Category : FileMaker


FileMaker DevCon 2015 is right around the corner. If you’re at all serious about upping your FileMaker game, then you need to be at DevCon. It’s ground zero to get the newest thinking on creating software with our favorite database. You’ll be able to choose from over 20 daily sessions that are packed with new information from FileMaker experts.
I remember my first DevCon like it was yesterday, even though it was 18 years ago. Since then, I’ve only missed one DevCon because it’s so crucial to staying current with FileMaker. There’s no doubt that working in the trenches gets you lots of experience, but there’s nothing like seeing how others go about cracking some of the same problems you’ve tackled to broaden your outlook and expand your toolbox. Even better, you get to see solutions to problems you didn’t even know people were having. Great as the sessions are, sometimes a chat over lunch or in the hall between sessions is worth the price of admission when you make new contacts or get pointed toward another great resource.

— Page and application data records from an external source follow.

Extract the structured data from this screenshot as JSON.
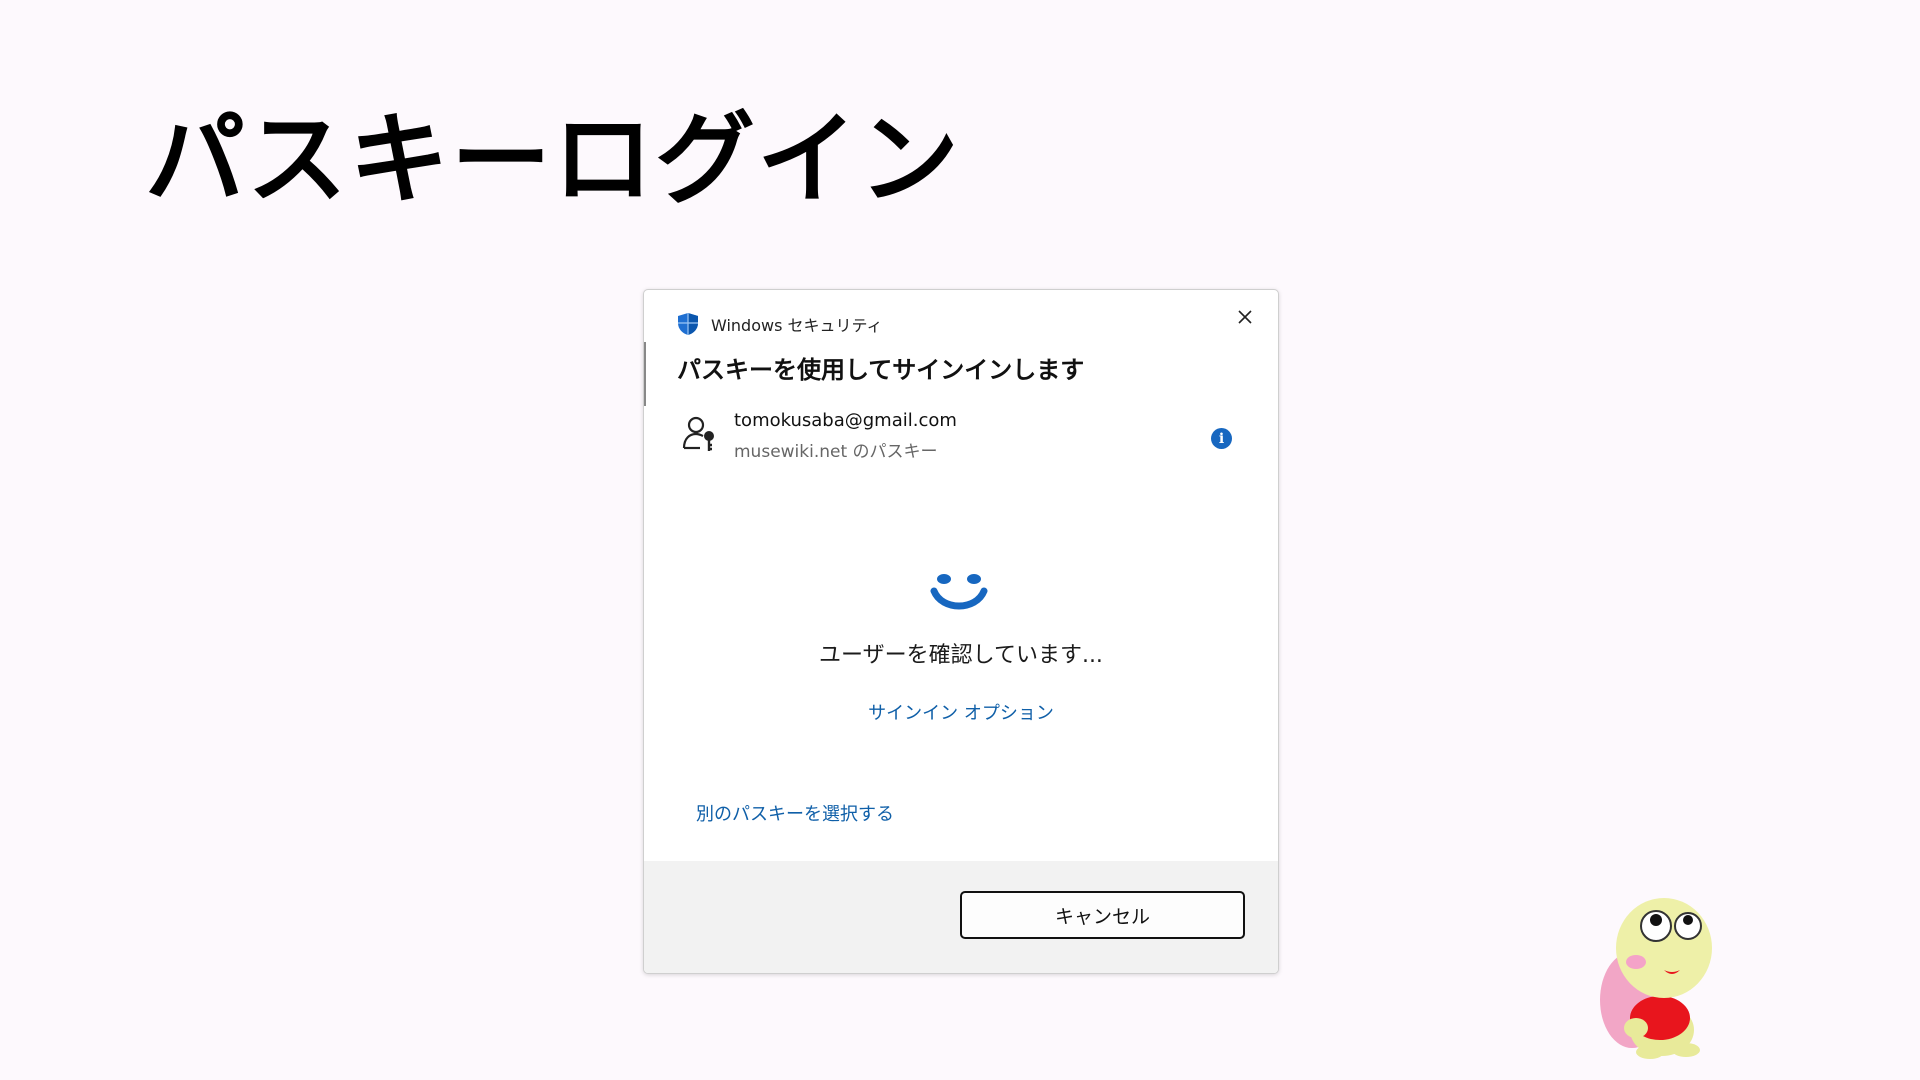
{
  "slide": {
    "title": "パスキーログイン"
  },
  "dialog": {
    "app_name": "Windows セキュリティ",
    "title": "パスキーを使用してサインインします",
    "account": {
      "email": "tomokusaba@gmail.com",
      "subtitle": "musewiki.net のパスキー"
    },
    "status_text": "ユーザーを確認しています...",
    "sign_in_options_link": "サインイン オプション",
    "choose_other_link": "別のパスキーを選択する",
    "cancel_label": "キャンセル"
  },
  "icons": {
    "app": "shield-icon",
    "close": "close-icon",
    "account": "key-user-icon",
    "info": "info-icon",
    "status": "windows-hello-smiley-icon",
    "mascot": "turtle-mascot-image"
  },
  "colors": {
    "accent": "#1767c0",
    "link": "#0f5fa8",
    "footer_bg": "#f2f2f2",
    "page_bg": "#fdf9fd"
  }
}
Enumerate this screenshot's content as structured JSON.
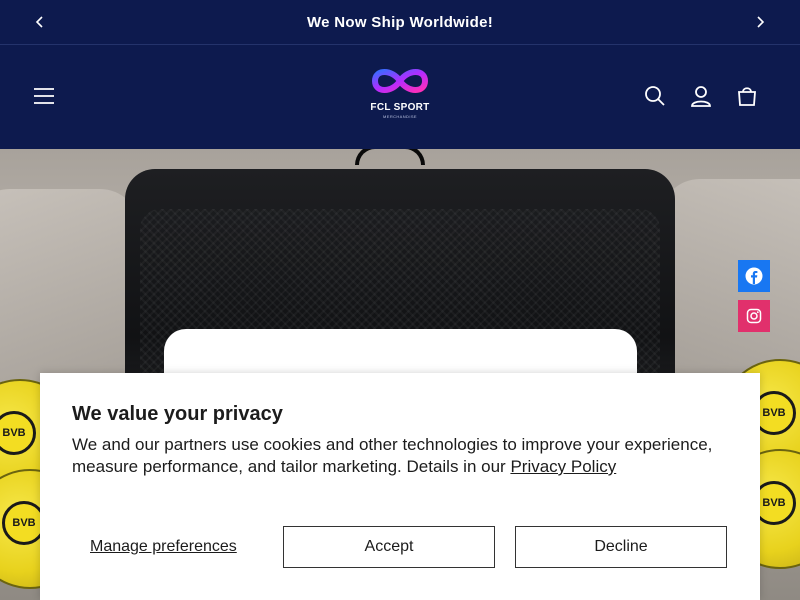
{
  "announcement": {
    "text": "We Now Ship Worldwide!"
  },
  "logo": {
    "brand": "FCL SPORT",
    "tagline": "MERCHANDISE"
  },
  "social": [
    {
      "name": "facebook",
      "color": "#1877f2"
    },
    {
      "name": "instagram",
      "color": "#e1306c"
    }
  ],
  "ball_emblem": "BVB",
  "cookie_banner": {
    "title": "We value your privacy",
    "body": "We and our partners use cookies and other technologies to improve your experience, measure performance, and tailor marketing. Details in our ",
    "policy_link": "Privacy Policy",
    "manage_label": "Manage preferences",
    "accept_label": "Accept",
    "decline_label": "Decline"
  },
  "colors": {
    "header_bg": "#0d1a4e",
    "text": "#1c1c1c"
  }
}
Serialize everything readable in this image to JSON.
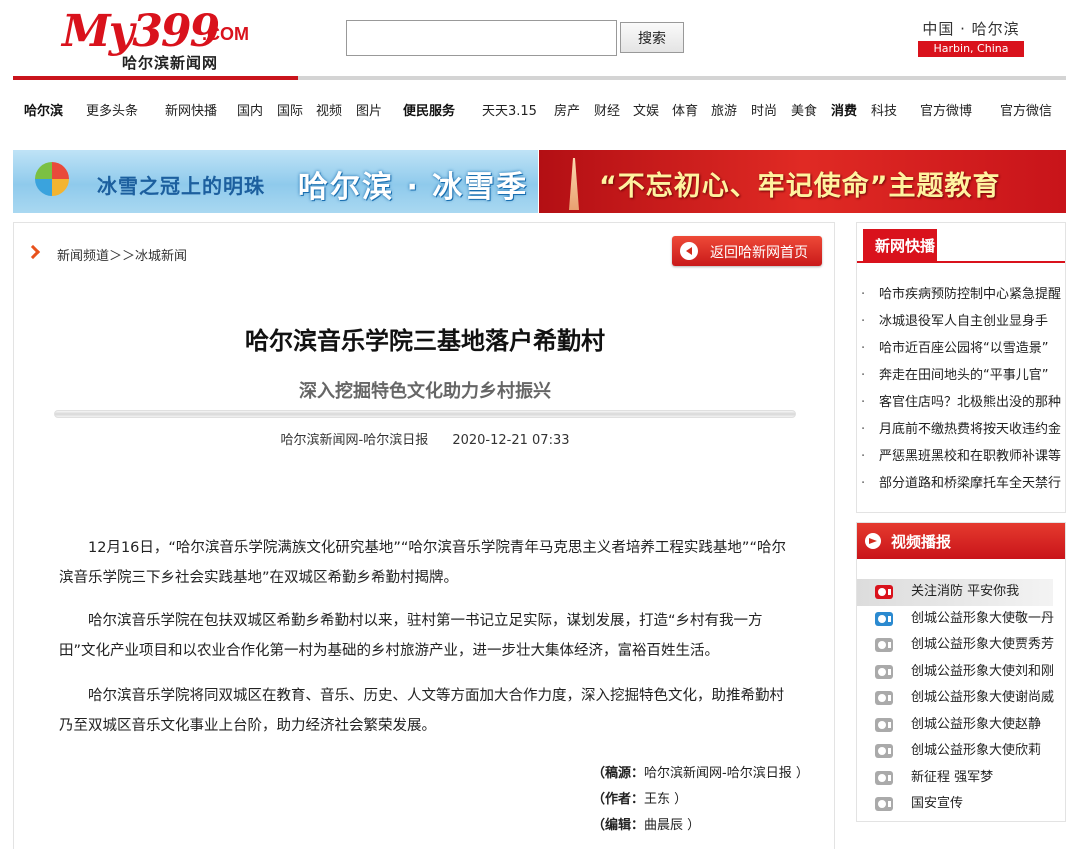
{
  "header": {
    "logo_main": "My399",
    "logo_com": ".COM",
    "logo_sub": "哈尔滨新闻网",
    "search_value": "",
    "search_button": "搜索",
    "city_cn": "中国 · 哈尔滨",
    "city_en": "Harbin, China",
    "colors": {
      "brand_red": "#d9121c"
    }
  },
  "nav": {
    "items": [
      {
        "label": "哈尔滨",
        "bold": true
      },
      {
        "label": "更多头条",
        "bold": false
      },
      {
        "label": "新网快播",
        "bold": false
      },
      {
        "label": "国内",
        "bold": false
      },
      {
        "label": "国际",
        "bold": false
      },
      {
        "label": "视频",
        "bold": false
      },
      {
        "label": "图片",
        "bold": false
      },
      {
        "label": "便民服务",
        "bold": true
      },
      {
        "label": "天天3.15",
        "bold": false
      },
      {
        "label": "房产",
        "bold": false
      },
      {
        "label": "财经",
        "bold": false
      },
      {
        "label": "文娱",
        "bold": false
      },
      {
        "label": "体育",
        "bold": false
      },
      {
        "label": "旅游",
        "bold": false
      },
      {
        "label": "时尚",
        "bold": false
      },
      {
        "label": "美食",
        "bold": false
      },
      {
        "label": "消费",
        "bold": true
      },
      {
        "label": "科技",
        "bold": false
      },
      {
        "label": "官方微博",
        "bold": false
      },
      {
        "label": "官方微信",
        "bold": false
      }
    ]
  },
  "banners": {
    "left_small": "冰雪之冠上的明珠",
    "left_big": "哈尔滨 · 冰雪季",
    "right_text": "“不忘初心、牢记使命”主题教育"
  },
  "article": {
    "breadcrumb": "新闻频道＞＞冰城新闻",
    "back_button": "返回哈新网首页",
    "title": "哈尔滨音乐学院三基地落户希勤村",
    "subtitle": "深入挖掘特色文化助力乡村振兴",
    "source": "哈尔滨新闻网-哈尔滨日报",
    "datetime": "2020-12-21 07:33",
    "paragraphs": [
      "12月16日，“哈尔滨音乐学院满族文化研究基地”“哈尔滨音乐学院青年马克思主义者培养工程实践基地”“哈尔滨音乐学院三下乡社会实践基地”在双城区希勤乡希勤村揭牌。",
      "哈尔滨音乐学院在包扶双城区希勤乡希勤村以来，驻村第一书记立足实际，谋划发展，打造“乡村有我一方田”文化产业项目和以农业合作化第一村为基础的乡村旅游产业，进一步壮大集体经济，富裕百姓生活。",
      "哈尔滨音乐学院将同双城区在教育、音乐、历史、人文等方面加大合作力度，深入挖掘特色文化，助推希勤村乃至双城区音乐文化事业上台阶，助力经济社会繁荣发展。"
    ],
    "credits": [
      {
        "key": "（稿源：",
        "value": "哈尔滨新闻网-哈尔滨日报 ）"
      },
      {
        "key": "（作者：",
        "value": "王东 ）"
      },
      {
        "key": "（编辑：",
        "value": "曲晨辰 ）"
      }
    ]
  },
  "sidebar": {
    "news_title": "新网快播",
    "news_items": [
      "哈市疾病预防控制中心紧急提醒",
      "冰城退役军人自主创业显身手",
      "哈市近百座公园将“以雪造景”",
      "奔走在田间地头的“平事儿官”",
      "客官住店吗？北极熊出没的那种",
      "月底前不缴热费将按天收违约金",
      "严惩黑班黑校和在职教师补课等",
      "部分道路和桥梁摩托车全天禁行"
    ],
    "video_title": "视频播报",
    "video_items": [
      {
        "label": "关注消防 平安你我",
        "icon": "red"
      },
      {
        "label": "创城公益形象大使敬一丹",
        "icon": "blue"
      },
      {
        "label": "创城公益形象大使贾秀芳",
        "icon": "gray"
      },
      {
        "label": "创城公益形象大使刘和刚",
        "icon": "gray"
      },
      {
        "label": "创城公益形象大使谢尚威",
        "icon": "gray"
      },
      {
        "label": "创城公益形象大使赵静",
        "icon": "gray"
      },
      {
        "label": "创城公益形象大使欣莉",
        "icon": "gray"
      },
      {
        "label": "新征程 强军梦",
        "icon": "gray"
      },
      {
        "label": "国安宣传",
        "icon": "gray"
      }
    ]
  }
}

The first early bird discount period has past, but there’s still time to avoid paying full price. Plus, hotel reservations tend to fill up fast, so it’s not too soon to start making plans. Read more about the full schedule of sessions, speakers, exhibitors, and travel plans.